IDAHO FALLS, Idaho — Bonneville County Joint School District (JSD) 93 is taking a comprehensive approach to reducing instances of bullying and other unwanted behavior on its school buses by implementing an effort where students are monitored by adult volunteers riding the buses and rewarded for good behavior.
The district has been working on anti-bullying initiatives for the past several years, first installing digital surveillance cameras inside the school buses five years ago.
Guy Bliesner, health, safety and security coordinator for Bonneville County JSD 93, told SBF in an interview that bullying decreased somewhat once cameras were inside the buses, and the video is helpful in making disciplinary determinations and acting on bad behavior, but it hasn’t deterred bullying as much as district officials hoped it would.
He added that many of the district’s middle school bus riders use extremely offensive language that’s generally sexually charged.
To address these issues, Bliesner and Transportation Manager Karen Judy met with the district’s superintendent and parent teacher organization presidents to discuss their idea of having adult volunteers ride on some of the district’s buses.
“I’d been riding our buses and we’d been using video to review the buses — there’s a marked difference between student behavior when there’s another set of eyes and ears on the bus — not just me, but any other adult on these buses,” Bliesner said. “If we can couple that with positive behavioral reinforcement, we think we can have a marked effect on the incident level that we’re experiencing.”
Officials have been working through the district’s parent teacher organizations, soliciting volunteers in the same way that classroom volunteers are solicited. Bliesner noted that they are also looking at some retirement organizations within the community to widen their volunteer scope.
So far, the program has been well received, with 35 to 40 people expressing interest in serving as monitors.

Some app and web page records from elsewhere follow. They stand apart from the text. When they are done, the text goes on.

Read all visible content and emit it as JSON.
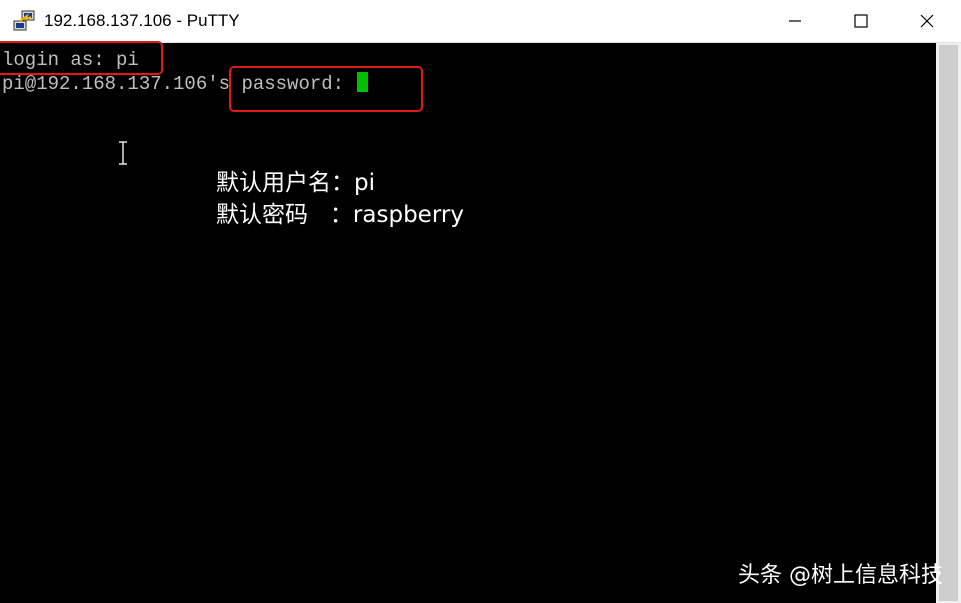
{
  "window": {
    "title": "192.168.137.106 - PuTTY",
    "icon": "putty-icon",
    "controls": {
      "minimize_icon": "minimize-icon",
      "maximize_icon": "maximize-icon",
      "close_icon": "close-icon"
    }
  },
  "terminal": {
    "lines": [
      "login as: pi",
      "pi@192.168.137.106's password: "
    ],
    "cursor_color": "#00c000",
    "text_color": "#bfbfbf",
    "background": "#000000"
  },
  "annotation": {
    "username_line": "默认用户名：pi",
    "password_line": "默认密码   ：raspberry",
    "highlight_color": "#e01818"
  },
  "watermark": "头条 @树上信息科技"
}
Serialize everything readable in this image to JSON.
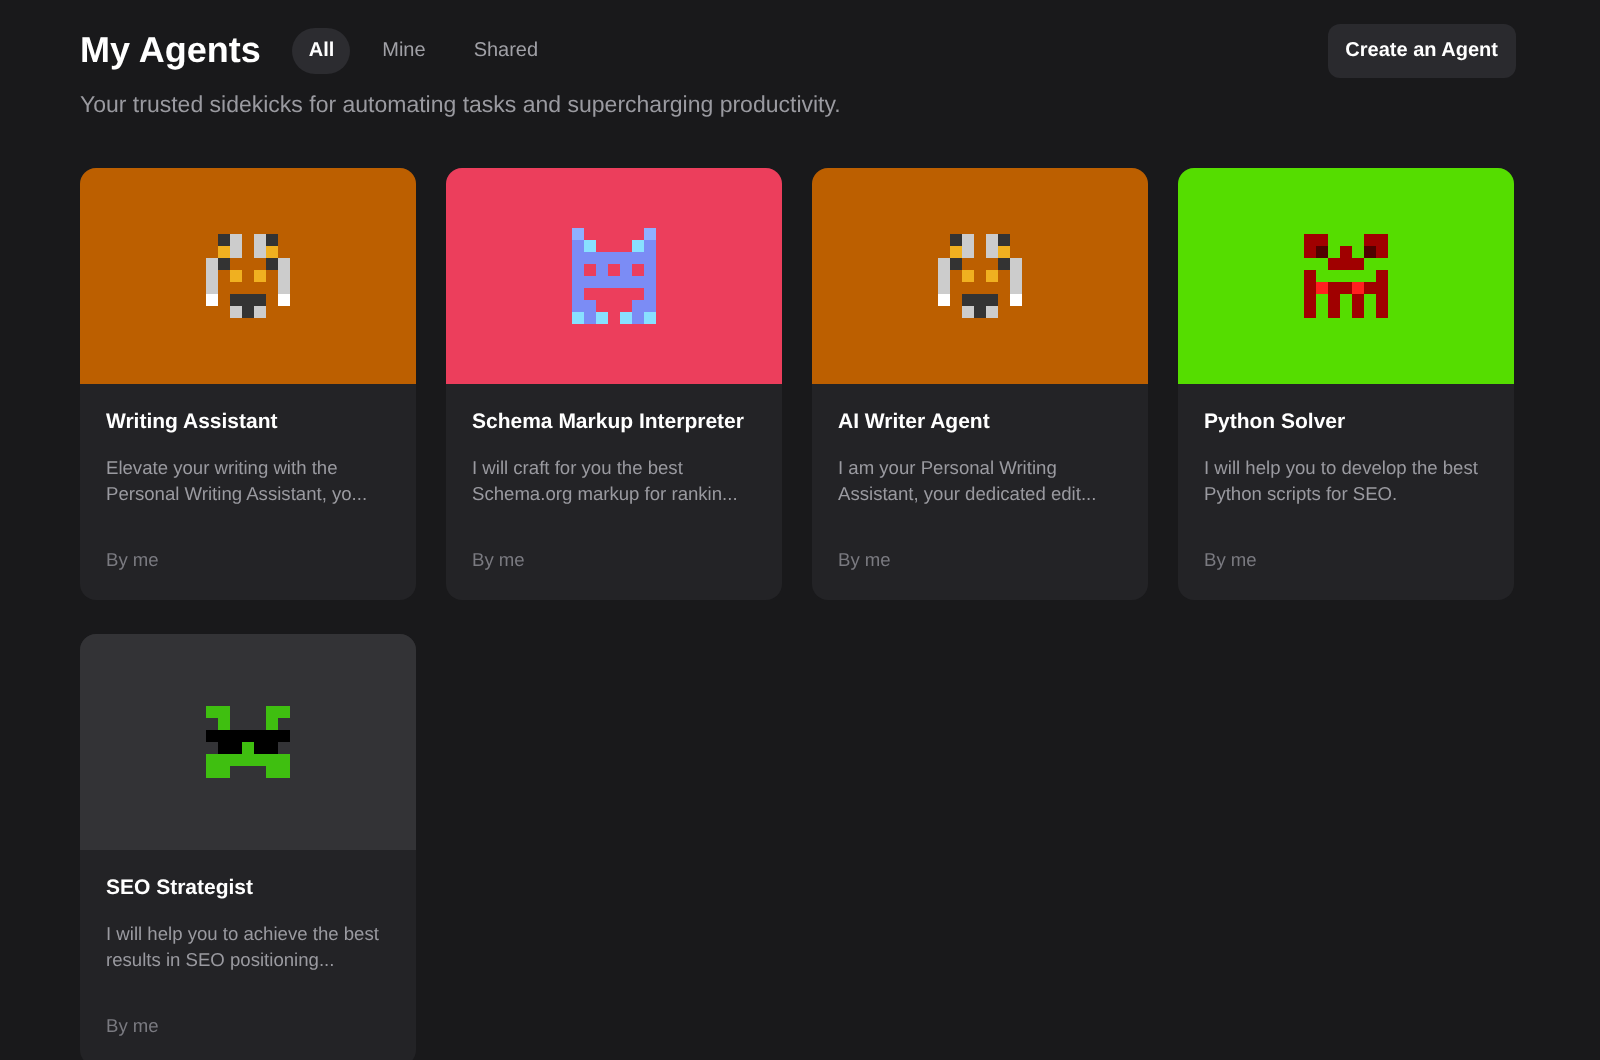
{
  "header": {
    "title": "My Agents",
    "subtitle": "Your trusted sidekicks for automating tasks and supercharging productivity.",
    "create_button": "Create an Agent"
  },
  "tabs": [
    {
      "label": "All",
      "selected": true
    },
    {
      "label": "Mine",
      "selected": false
    },
    {
      "label": "Shared",
      "selected": false
    }
  ],
  "agents": [
    {
      "name": "Writing Assistant",
      "description": "Elevate your writing with the Personal Writing Assistant, yo...",
      "author": "By me",
      "color": "#bc5f00",
      "kind": "fox"
    },
    {
      "name": "Schema Markup Interpreter",
      "description": "I will craft for you the best Schema.org markup for rankin...",
      "author": "By me",
      "color": "#ec3e5c",
      "kind": "robot"
    },
    {
      "name": "AI Writer Agent",
      "description": "I am your Personal Writing Assistant, your dedicated edit...",
      "author": "By me",
      "color": "#bc5f00",
      "kind": "fox"
    },
    {
      "name": "Python Solver",
      "description": "I will help you to develop the best Python scripts for SEO.",
      "author": "By me",
      "color": "#55dd00",
      "kind": "invader"
    },
    {
      "name": "SEO Strategist",
      "description": "I will help you to achieve the best results in SEO positioning...",
      "author": "By me",
      "color": "#333336",
      "kind": "shades"
    }
  ]
}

Those who are selected will undergo a standard screening process, which involves a background check per Idaho’s statutory requirement for school-based volunteers; Bliesner said Bonneville County JSD 93’s human resources department will oversee the screening process.
The district’s transportation department will be responsible for deciding what volunteers ride on routes.
“There won’t be a volunteer on every bus on every route — that’s not a realistic expectation,” Bliesner said. “A lot will depend on the volunteers’ availability. We want to spread them as evenly as possible so that we get a good snapshot of what’s taking place in the morning and in the afternoon.”
He added that the volunteers will not be expected to intervene if problems occur, and they won’t be expected to discipline students. They will have a clipboard so that they can take note of inappropriate behavior, which will be shared with transportation personnel.
The volunteers will also have “bus bucks” that they can give to students who are behaving well during the bus ride. Bus bucks are a coupon that looks like money, and they are part of the positive behavior reinforcement component of the adult bus rider volunteer effort.
Students who receive bus bucks can redeem them for prizes, such as T-shirts and water bottles. Older kids can put their bus bucks in a once-a-month drawing for iPods, iPads, etc. (Bliesner said district officials approached the school board to obtain funding for the higher-end bus bucks prizes.)
“We’re going to reward the behaviors we want, which will encourage those behaviors, and we’re trying as much as possible to put a very consistent approach toward disciplinary actions based on video evidence,” he said.
Bliesner hopes to launch a pilot program within the next few weeks with adult volunteers on several routes.
“I’d like to pilot it on routes that we’ve looked at before,” he said. “If things go well, we’d like to fully implement the program for the next school year.”